Tom Moon paints a double picture when he describes Bloque. On one hand, he depicts a group disappointed in the mainstreaming of Latin American music. On the other hand, he also says that the musicians of Bloque approached their debut album with an attitude influenced by American hip-hop. Neither is entirely false, but Moon overstates the second half. There are hip-hop moments on "Bloque," but that's almost par for the course with modern Latin American music. I live around Washington Heights, and I hear it every day. But Bloque feels its Columbian roots strongly, and tries to introduce it to the '90s without selling the music out.
Moon's statements about the mainstreaming of Latin American music is 100 percent correct. I could have told you this, even as a child, based strictly on the Gloria Estefan albums my parents own. If my parents have an album, it's got some mainstream appeal behind it. And at this point, even the Santana resurgence hadn't started yet. My summary of these pop albums would include a conga and Spanish guitar.

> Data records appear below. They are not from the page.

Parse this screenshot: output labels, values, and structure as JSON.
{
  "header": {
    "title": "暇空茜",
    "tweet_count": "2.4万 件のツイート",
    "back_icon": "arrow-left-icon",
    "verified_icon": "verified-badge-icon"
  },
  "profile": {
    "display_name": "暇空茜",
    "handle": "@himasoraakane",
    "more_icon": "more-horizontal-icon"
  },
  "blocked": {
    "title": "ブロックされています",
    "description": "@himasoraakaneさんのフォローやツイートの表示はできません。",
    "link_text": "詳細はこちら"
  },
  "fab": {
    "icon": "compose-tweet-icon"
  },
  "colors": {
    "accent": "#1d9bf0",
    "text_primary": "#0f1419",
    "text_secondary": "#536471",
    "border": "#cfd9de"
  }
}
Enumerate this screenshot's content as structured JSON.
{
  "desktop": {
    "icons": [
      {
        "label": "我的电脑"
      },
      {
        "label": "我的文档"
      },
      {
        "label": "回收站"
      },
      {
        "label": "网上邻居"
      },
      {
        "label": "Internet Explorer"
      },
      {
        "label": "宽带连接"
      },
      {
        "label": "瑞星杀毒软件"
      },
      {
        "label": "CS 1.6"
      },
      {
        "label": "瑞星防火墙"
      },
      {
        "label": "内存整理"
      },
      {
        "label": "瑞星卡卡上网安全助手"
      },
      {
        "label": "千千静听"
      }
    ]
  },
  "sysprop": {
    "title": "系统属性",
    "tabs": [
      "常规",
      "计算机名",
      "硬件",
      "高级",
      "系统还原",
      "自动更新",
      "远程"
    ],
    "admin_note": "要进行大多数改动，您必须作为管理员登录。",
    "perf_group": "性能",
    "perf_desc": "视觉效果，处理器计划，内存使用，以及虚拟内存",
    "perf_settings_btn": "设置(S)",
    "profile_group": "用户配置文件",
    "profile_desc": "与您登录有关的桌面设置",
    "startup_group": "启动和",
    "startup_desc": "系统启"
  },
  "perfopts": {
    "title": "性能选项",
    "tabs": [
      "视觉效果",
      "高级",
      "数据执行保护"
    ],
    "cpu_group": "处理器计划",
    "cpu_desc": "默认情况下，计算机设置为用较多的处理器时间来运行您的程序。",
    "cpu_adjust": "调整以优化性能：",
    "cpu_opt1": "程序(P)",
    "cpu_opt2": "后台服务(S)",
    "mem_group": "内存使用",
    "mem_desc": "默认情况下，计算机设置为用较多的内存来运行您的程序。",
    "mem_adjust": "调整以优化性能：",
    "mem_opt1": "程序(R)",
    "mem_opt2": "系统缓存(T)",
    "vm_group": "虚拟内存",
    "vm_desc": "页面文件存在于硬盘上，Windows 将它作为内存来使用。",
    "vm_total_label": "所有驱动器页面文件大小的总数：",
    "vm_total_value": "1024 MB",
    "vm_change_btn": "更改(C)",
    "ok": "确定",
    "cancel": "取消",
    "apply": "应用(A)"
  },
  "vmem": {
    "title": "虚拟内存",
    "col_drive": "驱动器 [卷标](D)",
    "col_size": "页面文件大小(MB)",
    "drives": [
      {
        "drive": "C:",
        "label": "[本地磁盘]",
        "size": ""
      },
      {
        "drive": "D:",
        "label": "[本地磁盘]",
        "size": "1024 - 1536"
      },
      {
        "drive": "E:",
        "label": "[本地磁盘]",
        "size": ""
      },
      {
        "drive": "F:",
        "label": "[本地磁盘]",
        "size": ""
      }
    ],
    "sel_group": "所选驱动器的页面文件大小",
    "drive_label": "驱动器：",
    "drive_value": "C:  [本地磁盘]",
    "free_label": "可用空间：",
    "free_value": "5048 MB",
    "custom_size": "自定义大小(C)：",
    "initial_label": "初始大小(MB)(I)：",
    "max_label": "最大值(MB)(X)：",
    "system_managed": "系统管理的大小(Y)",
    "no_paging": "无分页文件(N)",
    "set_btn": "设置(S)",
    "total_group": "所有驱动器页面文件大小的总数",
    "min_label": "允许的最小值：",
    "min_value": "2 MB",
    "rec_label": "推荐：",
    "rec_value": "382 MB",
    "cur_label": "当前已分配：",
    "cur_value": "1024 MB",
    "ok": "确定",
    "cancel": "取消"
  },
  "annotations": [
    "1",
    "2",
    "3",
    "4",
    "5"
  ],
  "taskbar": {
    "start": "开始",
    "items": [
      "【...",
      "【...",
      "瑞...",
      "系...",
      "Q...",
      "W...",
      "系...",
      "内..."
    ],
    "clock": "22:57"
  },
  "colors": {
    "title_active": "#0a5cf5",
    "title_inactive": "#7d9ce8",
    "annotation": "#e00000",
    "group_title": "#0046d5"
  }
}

They exclude the rest of the percussion and polyrhythms that we've come to expect (based on every other Latin American album we've heard so far). Bloque includes the congas, but "westernizes" with a standard drum set as well, maintaining the necessary polyrhythms.
Instruments like horns and the Hammond organ are things we've heard before on salsa albums, but Bloque uses the instruments to establish a different vibe than they might've during the '60s. Check out the intros to "el Hedor" and "Lo Que Sucede" to feel how funky the tone is. Something completely different is the guitar of bandleader Ernesto Ocampo. His riffs frequently duel an acoustic guitar, but not in stereotypical flamenco fashion, and his solos are right out of the '80s hard rock scene, reminiscent of Living Colour's Vernon Reid. Ocampo's playing on "Lo Que Sucede," shifting from quick-picking to a ballad-style outro typifies how Bloque feels comfortable switching songs and styles mid-track.
If you want a taste of everything that Bloque offers, go to "Descarga." The opening percussion and guitar licks sound like Santana, but everyone gets a chance to shine. There's an excellent organ solo, plus spotlight moments for guitar, bass and flute. The percussion section tops it off with a bitchin' break. The short call-and-response vocal section will comfort those who think Bloque has slid too far from the Latin American music of old.
The hip-hop moments take the form of heavier bass lines and rapped vocals in "Rap del Rebusque," but these don't water down the Latin identity of the album. This stuff is definitely too out there for my parents, but will appeal to rock fans thanks to Ocampo's guitar. The attitude is similar to that of Arepa 3000, but a little more accessible.
INTERESTING FACT: Bloque is probably the only group you'll see ever in this blog that doesn't have a Wikipedia page.